• _Data provided_
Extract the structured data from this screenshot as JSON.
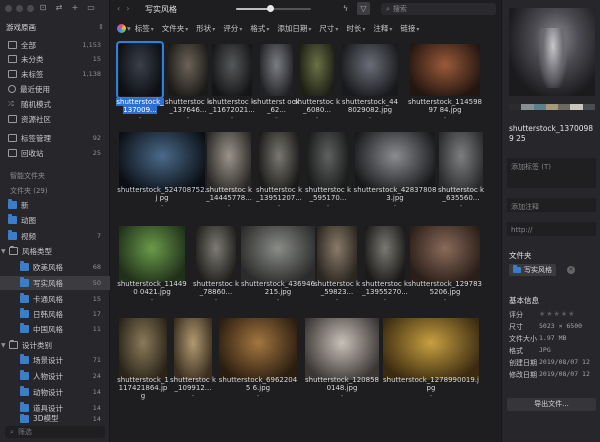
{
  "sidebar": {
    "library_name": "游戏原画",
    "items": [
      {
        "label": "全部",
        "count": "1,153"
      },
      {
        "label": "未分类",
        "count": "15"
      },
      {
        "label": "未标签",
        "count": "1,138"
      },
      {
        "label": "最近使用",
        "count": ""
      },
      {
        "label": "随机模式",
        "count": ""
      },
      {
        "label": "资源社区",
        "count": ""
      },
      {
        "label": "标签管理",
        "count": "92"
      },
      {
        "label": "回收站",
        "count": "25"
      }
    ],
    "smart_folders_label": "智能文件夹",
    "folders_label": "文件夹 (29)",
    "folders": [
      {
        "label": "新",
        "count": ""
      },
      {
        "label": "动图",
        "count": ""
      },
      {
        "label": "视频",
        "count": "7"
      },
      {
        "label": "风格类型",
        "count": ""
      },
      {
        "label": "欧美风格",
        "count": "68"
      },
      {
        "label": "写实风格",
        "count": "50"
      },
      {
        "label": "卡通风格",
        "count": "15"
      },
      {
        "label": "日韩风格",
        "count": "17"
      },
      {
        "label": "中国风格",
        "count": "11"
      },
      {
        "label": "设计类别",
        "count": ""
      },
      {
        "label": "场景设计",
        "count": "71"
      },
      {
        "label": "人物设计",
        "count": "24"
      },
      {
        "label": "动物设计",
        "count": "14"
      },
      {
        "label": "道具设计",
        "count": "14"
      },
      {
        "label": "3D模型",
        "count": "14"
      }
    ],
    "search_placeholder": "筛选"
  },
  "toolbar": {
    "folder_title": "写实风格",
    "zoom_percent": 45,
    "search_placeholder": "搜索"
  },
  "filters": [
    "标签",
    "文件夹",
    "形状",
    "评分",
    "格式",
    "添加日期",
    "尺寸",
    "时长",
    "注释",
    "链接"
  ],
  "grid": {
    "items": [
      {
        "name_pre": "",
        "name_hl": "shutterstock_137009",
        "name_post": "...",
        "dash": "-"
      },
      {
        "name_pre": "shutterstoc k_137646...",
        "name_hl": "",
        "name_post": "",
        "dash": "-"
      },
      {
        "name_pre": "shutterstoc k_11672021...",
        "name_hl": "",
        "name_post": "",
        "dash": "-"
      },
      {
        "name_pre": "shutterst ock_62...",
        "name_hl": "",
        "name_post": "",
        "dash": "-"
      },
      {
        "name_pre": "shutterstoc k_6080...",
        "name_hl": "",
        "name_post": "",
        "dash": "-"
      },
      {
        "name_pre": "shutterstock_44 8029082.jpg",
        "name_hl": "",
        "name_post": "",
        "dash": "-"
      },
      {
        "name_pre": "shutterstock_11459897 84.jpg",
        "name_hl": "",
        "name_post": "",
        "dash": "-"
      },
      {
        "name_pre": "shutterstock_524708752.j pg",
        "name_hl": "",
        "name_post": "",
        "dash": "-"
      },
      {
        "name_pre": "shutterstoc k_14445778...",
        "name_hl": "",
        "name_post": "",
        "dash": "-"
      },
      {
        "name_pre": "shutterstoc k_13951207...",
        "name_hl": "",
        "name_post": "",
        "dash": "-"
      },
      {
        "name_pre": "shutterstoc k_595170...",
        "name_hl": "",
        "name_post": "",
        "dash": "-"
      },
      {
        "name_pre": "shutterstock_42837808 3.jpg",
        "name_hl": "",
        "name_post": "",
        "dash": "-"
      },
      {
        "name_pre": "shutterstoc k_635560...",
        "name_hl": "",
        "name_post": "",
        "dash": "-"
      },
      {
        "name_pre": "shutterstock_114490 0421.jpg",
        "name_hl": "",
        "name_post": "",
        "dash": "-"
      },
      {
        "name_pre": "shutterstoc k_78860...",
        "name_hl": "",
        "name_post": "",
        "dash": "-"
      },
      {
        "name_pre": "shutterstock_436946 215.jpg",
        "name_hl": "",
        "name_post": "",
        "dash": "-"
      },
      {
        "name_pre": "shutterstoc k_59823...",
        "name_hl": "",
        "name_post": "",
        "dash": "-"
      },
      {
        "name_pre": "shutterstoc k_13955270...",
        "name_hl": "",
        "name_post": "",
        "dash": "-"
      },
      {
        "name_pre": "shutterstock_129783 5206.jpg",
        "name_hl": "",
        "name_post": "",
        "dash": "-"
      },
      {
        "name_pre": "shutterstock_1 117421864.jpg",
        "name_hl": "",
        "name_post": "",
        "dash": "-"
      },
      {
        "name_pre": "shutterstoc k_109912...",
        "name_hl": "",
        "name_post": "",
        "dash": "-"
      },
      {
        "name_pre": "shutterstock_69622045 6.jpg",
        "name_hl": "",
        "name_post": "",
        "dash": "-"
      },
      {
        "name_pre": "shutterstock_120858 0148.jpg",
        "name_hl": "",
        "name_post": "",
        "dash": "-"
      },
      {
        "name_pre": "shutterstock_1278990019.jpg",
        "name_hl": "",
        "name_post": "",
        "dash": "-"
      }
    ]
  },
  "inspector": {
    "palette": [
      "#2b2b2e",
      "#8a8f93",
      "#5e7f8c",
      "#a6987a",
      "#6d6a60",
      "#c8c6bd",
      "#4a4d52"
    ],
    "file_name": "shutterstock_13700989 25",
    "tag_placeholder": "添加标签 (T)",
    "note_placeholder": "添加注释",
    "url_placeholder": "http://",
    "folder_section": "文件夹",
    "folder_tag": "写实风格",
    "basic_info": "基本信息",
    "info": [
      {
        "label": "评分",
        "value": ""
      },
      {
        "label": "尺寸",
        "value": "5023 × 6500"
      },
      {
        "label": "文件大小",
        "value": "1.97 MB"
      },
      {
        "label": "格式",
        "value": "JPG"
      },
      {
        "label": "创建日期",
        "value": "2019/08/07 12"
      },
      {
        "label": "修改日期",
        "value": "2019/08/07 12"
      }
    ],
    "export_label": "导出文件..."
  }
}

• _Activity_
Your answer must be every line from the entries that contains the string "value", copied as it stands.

• _Answer space_
        "value": ""
        "value": "5023 × 6500"
        "value": "1.97 MB"
        "value": "JPG"
        "value": "2019/08/07 12"
        "value": "2019/08/07 12"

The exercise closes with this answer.